▶ _Assignment_:
All of the data should be copied exactly, with the pictures left out.

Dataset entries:
# # # # #
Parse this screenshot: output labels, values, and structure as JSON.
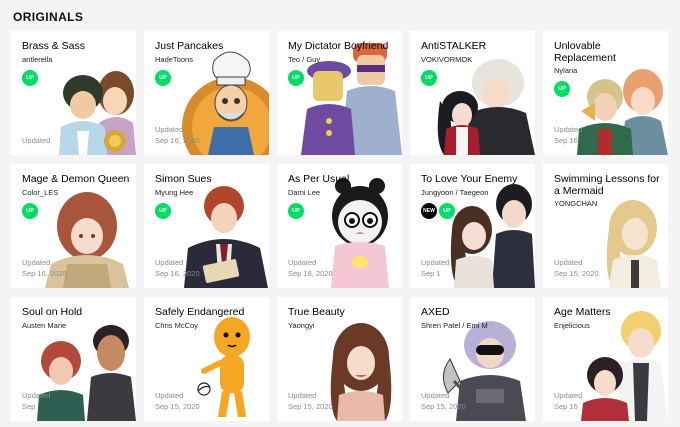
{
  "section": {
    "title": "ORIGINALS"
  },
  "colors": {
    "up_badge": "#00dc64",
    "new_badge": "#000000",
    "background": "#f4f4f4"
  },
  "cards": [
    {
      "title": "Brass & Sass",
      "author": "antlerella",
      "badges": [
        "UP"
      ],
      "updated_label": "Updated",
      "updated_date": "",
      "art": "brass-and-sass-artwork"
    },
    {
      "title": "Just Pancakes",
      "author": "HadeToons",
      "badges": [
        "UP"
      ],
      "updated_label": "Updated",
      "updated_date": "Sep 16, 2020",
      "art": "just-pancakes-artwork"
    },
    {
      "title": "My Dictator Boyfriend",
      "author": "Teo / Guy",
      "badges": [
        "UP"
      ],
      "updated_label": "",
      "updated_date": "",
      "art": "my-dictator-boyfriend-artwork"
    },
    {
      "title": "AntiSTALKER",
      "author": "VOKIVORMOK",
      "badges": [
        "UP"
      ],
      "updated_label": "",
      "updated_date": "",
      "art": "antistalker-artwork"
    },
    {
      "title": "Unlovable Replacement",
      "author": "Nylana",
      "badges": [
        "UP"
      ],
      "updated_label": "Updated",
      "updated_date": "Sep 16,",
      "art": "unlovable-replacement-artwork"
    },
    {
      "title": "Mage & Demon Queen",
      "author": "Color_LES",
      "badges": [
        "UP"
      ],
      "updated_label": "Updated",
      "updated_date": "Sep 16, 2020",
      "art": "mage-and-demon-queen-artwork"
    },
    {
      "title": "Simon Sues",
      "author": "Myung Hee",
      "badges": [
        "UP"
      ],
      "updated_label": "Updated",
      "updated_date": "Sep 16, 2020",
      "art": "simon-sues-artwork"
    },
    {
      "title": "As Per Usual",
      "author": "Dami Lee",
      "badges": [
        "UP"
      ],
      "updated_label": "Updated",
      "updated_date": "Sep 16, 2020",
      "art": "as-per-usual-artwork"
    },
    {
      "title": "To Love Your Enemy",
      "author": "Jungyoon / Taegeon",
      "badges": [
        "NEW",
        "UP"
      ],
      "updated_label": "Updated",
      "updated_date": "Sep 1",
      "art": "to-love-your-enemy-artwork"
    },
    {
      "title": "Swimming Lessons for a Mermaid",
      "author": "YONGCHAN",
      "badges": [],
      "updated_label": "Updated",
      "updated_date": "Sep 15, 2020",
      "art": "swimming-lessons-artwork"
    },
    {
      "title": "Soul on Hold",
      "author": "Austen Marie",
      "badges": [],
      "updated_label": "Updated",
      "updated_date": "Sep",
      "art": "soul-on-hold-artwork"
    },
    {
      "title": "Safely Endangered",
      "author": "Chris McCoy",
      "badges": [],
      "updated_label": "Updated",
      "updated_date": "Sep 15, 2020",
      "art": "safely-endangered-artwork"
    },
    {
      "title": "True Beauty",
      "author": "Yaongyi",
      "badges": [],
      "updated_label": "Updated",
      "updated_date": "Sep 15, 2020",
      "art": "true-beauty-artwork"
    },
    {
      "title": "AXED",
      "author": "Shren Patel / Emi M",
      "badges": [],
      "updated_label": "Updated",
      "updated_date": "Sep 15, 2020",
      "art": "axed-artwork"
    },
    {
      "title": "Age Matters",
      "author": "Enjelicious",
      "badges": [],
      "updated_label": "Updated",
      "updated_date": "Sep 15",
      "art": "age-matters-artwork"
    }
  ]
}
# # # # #
▶ _Exercise result_:
Parse this screenshot: output labels, values, and structure as JSON.
{
  "section": {
    "title": "ORIGINALS"
  },
  "colors": {
    "up_badge": "#00dc64",
    "new_badge": "#000000",
    "background": "#f4f4f4"
  },
  "cards": [
    {
      "title": "Brass & Sass",
      "author": "antlerella",
      "badges": [
        "UP"
      ],
      "updated_label": "Updated",
      "updated_date": "",
      "art": "brass-and-sass-artwork"
    },
    {
      "title": "Just Pancakes",
      "author": "HadeToons",
      "badges": [
        "UP"
      ],
      "updated_label": "Updated",
      "updated_date": "Sep 16, 2020",
      "art": "just-pancakes-artwork"
    },
    {
      "title": "My Dictator Boyfriend",
      "author": "Teo / Guy",
      "badges": [
        "UP"
      ],
      "updated_label": "",
      "updated_date": "",
      "art": "my-dictator-boyfriend-artwork"
    },
    {
      "title": "AntiSTALKER",
      "author": "VOKIVORMOK",
      "badges": [
        "UP"
      ],
      "updated_label": "",
      "updated_date": "",
      "art": "antistalker-artwork"
    },
    {
      "title": "Unlovable Replacement",
      "author": "Nylana",
      "badges": [
        "UP"
      ],
      "updated_label": "Updated",
      "updated_date": "Sep 16,",
      "art": "unlovable-replacement-artwork"
    },
    {
      "title": "Mage & Demon Queen",
      "author": "Color_LES",
      "badges": [
        "UP"
      ],
      "updated_label": "Updated",
      "updated_date": "Sep 16, 2020",
      "art": "mage-and-demon-queen-artwork"
    },
    {
      "title": "Simon Sues",
      "author": "Myung Hee",
      "badges": [
        "UP"
      ],
      "updated_label": "Updated",
      "updated_date": "Sep 16, 2020",
      "art": "simon-sues-artwork"
    },
    {
      "title": "As Per Usual",
      "author": "Dami Lee",
      "badges": [
        "UP"
      ],
      "updated_label": "Updated",
      "updated_date": "Sep 16, 2020",
      "art": "as-per-usual-artwork"
    },
    {
      "title": "To Love Your Enemy",
      "author": "Jungyoon / Taegeon",
      "badges": [
        "NEW",
        "UP"
      ],
      "updated_label": "Updated",
      "updated_date": "Sep 1",
      "art": "to-love-your-enemy-artwork"
    },
    {
      "title": "Swimming Lessons for a Mermaid",
      "author": "YONGCHAN",
      "badges": [],
      "updated_label": "Updated",
      "updated_date": "Sep 15, 2020",
      "art": "swimming-lessons-artwork"
    },
    {
      "title": "Soul on Hold",
      "author": "Austen Marie",
      "badges": [],
      "updated_label": "Updated",
      "updated_date": "Sep",
      "art": "soul-on-hold-artwork"
    },
    {
      "title": "Safely Endangered",
      "author": "Chris McCoy",
      "badges": [],
      "updated_label": "Updated",
      "updated_date": "Sep 15, 2020",
      "art": "safely-endangered-artwork"
    },
    {
      "title": "True Beauty",
      "author": "Yaongyi",
      "badges": [],
      "updated_label": "Updated",
      "updated_date": "Sep 15, 2020",
      "art": "true-beauty-artwork"
    },
    {
      "title": "AXED",
      "author": "Shren Patel / Emi M",
      "badges": [],
      "updated_label": "Updated",
      "updated_date": "Sep 15, 2020",
      "art": "axed-artwork"
    },
    {
      "title": "Age Matters",
      "author": "Enjelicious",
      "badges": [],
      "updated_label": "Updated",
      "updated_date": "Sep 15",
      "art": "age-matters-artwork"
    }
  ]
}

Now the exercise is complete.